§ Exercise aim: Print all records exactly, leaving nothing out.

§ Records shown:
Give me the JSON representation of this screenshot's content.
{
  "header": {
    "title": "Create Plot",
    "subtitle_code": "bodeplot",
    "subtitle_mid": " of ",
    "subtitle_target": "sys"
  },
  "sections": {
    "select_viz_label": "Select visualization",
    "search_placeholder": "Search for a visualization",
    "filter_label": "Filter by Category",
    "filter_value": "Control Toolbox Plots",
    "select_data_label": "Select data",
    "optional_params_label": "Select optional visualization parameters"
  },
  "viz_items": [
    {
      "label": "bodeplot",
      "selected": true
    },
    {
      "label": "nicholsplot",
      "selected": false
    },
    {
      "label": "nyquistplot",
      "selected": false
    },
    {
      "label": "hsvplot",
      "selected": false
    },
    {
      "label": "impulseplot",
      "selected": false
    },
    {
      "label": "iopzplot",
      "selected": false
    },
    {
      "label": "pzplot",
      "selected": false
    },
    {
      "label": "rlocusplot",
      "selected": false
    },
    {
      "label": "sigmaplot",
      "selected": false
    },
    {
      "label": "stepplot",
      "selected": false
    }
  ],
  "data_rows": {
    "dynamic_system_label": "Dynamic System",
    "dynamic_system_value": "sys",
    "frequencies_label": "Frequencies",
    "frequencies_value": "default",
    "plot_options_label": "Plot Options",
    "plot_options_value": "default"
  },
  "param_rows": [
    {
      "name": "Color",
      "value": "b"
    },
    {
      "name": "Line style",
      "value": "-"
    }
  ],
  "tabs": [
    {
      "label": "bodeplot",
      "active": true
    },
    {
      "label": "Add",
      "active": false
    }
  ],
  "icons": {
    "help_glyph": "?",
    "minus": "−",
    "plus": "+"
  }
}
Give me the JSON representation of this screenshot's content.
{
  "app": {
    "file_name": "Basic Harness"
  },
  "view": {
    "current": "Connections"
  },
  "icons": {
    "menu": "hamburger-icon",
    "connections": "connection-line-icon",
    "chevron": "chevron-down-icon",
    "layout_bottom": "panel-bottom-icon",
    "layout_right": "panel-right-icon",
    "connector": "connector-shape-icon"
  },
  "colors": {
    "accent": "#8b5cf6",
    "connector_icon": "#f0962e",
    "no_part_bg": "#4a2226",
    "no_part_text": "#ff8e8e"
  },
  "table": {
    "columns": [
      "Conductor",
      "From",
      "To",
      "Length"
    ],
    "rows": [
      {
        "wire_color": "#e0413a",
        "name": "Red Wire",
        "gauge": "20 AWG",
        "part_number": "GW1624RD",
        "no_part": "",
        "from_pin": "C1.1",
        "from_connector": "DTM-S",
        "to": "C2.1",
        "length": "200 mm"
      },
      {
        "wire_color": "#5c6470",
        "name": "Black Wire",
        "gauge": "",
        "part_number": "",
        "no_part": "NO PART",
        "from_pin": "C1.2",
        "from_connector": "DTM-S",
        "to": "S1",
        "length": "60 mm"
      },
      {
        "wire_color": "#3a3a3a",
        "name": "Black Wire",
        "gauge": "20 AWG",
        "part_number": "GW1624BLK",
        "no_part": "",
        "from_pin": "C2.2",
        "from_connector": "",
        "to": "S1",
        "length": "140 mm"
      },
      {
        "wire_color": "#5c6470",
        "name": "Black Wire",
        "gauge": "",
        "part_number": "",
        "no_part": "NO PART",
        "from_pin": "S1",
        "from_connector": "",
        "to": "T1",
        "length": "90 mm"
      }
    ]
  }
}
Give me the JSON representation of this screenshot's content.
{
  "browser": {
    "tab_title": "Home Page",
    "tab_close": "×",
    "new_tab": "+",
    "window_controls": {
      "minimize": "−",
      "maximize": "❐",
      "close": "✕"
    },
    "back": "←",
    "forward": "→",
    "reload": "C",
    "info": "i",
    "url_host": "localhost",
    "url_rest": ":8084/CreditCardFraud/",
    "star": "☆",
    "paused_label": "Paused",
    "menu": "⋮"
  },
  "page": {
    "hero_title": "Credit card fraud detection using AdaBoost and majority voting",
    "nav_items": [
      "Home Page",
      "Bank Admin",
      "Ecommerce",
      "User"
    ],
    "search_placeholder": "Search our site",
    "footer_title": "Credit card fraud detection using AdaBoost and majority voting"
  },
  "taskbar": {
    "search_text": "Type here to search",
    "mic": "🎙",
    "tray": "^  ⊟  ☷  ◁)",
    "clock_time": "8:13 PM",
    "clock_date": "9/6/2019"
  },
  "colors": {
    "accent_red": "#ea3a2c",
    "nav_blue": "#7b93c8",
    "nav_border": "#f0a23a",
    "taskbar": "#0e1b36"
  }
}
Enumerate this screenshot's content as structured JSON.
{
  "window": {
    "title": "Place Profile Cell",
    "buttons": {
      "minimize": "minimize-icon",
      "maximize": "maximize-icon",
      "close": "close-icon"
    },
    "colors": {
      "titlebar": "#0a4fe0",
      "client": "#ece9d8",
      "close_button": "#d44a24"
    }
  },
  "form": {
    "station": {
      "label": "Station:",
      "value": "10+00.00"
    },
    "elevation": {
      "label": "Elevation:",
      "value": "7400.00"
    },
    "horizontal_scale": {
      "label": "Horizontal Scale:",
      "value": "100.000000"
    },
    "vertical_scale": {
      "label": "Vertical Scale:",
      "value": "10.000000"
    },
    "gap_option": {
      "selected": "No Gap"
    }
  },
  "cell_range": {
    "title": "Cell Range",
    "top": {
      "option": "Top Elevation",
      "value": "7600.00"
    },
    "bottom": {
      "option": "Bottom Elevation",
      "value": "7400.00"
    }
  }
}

§ Response below:
Give me the JSON representation of this screenshot's content.
{
  "header": {
    "title": "Create Plot",
    "subtitle_code": "bodeplot",
    "subtitle_mid": " of ",
    "subtitle_target": "sys"
  },
  "sections": {
    "select_viz_label": "Select visualization",
    "search_placeholder": "Search for a visualization",
    "filter_label": "Filter by Category",
    "filter_value": "Control Toolbox Plots",
    "select_data_label": "Select data",
    "optional_params_label": "Select optional visualization parameters"
  },
  "viz_items": [
    {
      "label": "bodeplot",
      "selected": true
    },
    {
      "label": "nicholsplot",
      "selected": false
    },
    {
      "label": "nyquistplot",
      "selected": false
    },
    {
      "label": "hsvplot",
      "selected": false
    },
    {
      "label": "impulseplot",
      "selected": false
    },
    {
      "label": "iopzplot",
      "selected": false
    },
    {
      "label": "pzplot",
      "selected": false
    },
    {
      "label": "rlocusplot",
      "selected": false
    },
    {
      "label": "sigmaplot",
      "selected": false
    },
    {
      "label": "stepplot",
      "selected": false
    }
  ],
  "data_rows": {
    "dynamic_system_label": "Dynamic System",
    "dynamic_system_value": "sys",
    "frequencies_label": "Frequencies",
    "frequencies_value": "default",
    "plot_options_label": "Plot Options",
    "plot_options_value": "default"
  },
  "param_rows": [
    {
      "name": "Color",
      "value": "b"
    },
    {
      "name": "Line style",
      "value": "-"
    }
  ],
  "tabs": [
    {
      "label": "bodeplot",
      "active": true
    },
    {
      "label": "Add",
      "active": false
    }
  ],
  "icons": {
    "help_glyph": "?",
    "minus": "−",
    "plus": "+"
  }
}
Give me the JSON representation of this screenshot's content.
{
  "app": {
    "file_name": "Basic Harness"
  },
  "view": {
    "current": "Connections"
  },
  "icons": {
    "menu": "hamburger-icon",
    "connections": "connection-line-icon",
    "chevron": "chevron-down-icon",
    "layout_bottom": "panel-bottom-icon",
    "layout_right": "panel-right-icon",
    "connector": "connector-shape-icon"
  },
  "colors": {
    "accent": "#8b5cf6",
    "connector_icon": "#f0962e",
    "no_part_bg": "#4a2226",
    "no_part_text": "#ff8e8e"
  },
  "table": {
    "columns": [
      "Conductor",
      "From",
      "To",
      "Length"
    ],
    "rows": [
      {
        "wire_color": "#e0413a",
        "name": "Red Wire",
        "gauge": "20 AWG",
        "part_number": "GW1624RD",
        "no_part": "",
        "from_pin": "C1.1",
        "from_connector": "DTM-S",
        "to": "C2.1",
        "length": "200 mm"
      },
      {
        "wire_color": "#5c6470",
        "name": "Black Wire",
        "gauge": "",
        "part_number": "",
        "no_part": "NO PART",
        "from_pin": "C1.2",
        "from_connector": "DTM-S",
        "to": "S1",
        "length": "60 mm"
      },
      {
        "wire_color": "#3a3a3a",
        "name": "Black Wire",
        "gauge": "20 AWG",
        "part_number": "GW1624BLK",
        "no_part": "",
        "from_pin": "C2.2",
        "from_connector": "",
        "to": "S1",
        "length": "140 mm"
      },
      {
        "wire_color": "#5c6470",
        "name": "Black Wire",
        "gauge": "",
        "part_number": "",
        "no_part": "NO PART",
        "from_pin": "S1",
        "from_connector": "",
        "to": "T1",
        "length": "90 mm"
      }
    ]
  }
}
Give me the JSON representation of this screenshot's content.
{
  "browser": {
    "tab_title": "Home Page",
    "tab_close": "×",
    "new_tab": "+",
    "window_controls": {
      "minimize": "−",
      "maximize": "❐",
      "close": "✕"
    },
    "back": "←",
    "forward": "→",
    "reload": "C",
    "info": "i",
    "url_host": "localhost",
    "url_rest": ":8084/CreditCardFraud/",
    "star": "☆",
    "paused_label": "Paused",
    "menu": "⋮"
  },
  "page": {
    "hero_title": "Credit card fraud detection using AdaBoost and majority voting",
    "nav_items": [
      "Home Page",
      "Bank Admin",
      "Ecommerce",
      "User"
    ],
    "search_placeholder": "Search our site",
    "footer_title": "Credit card fraud detection using AdaBoost and majority voting"
  },
  "taskbar": {
    "search_text": "Type here to search",
    "mic": "🎙",
    "tray": "^  ⊟  ☷  ◁)",
    "clock_time": "8:13 PM",
    "clock_date": "9/6/2019"
  },
  "colors": {
    "accent_red": "#ea3a2c",
    "nav_blue": "#7b93c8",
    "nav_border": "#f0a23a",
    "taskbar": "#0e1b36"
  }
}
Enumerate this screenshot's content as structured JSON.
{
  "window": {
    "title": "Place Profile Cell",
    "buttons": {
      "minimize": "minimize-icon",
      "maximize": "maximize-icon",
      "close": "close-icon"
    },
    "colors": {
      "titlebar": "#0a4fe0",
      "client": "#ece9d8",
      "close_button": "#d44a24"
    }
  },
  "form": {
    "station": {
      "label": "Station:",
      "value": "10+00.00"
    },
    "elevation": {
      "label": "Elevation:",
      "value": "7400.00"
    },
    "horizontal_scale": {
      "label": "Horizontal Scale:",
      "value": "100.000000"
    },
    "vertical_scale": {
      "label": "Vertical Scale:",
      "value": "10.000000"
    },
    "gap_option": {
      "selected": "No Gap"
    }
  },
  "cell_range": {
    "title": "Cell Range",
    "top": {
      "option": "Top Elevation",
      "value": "7600.00"
    },
    "bottom": {
      "option": "Bottom Elevation",
      "value": "7400.00"
    }
  }
}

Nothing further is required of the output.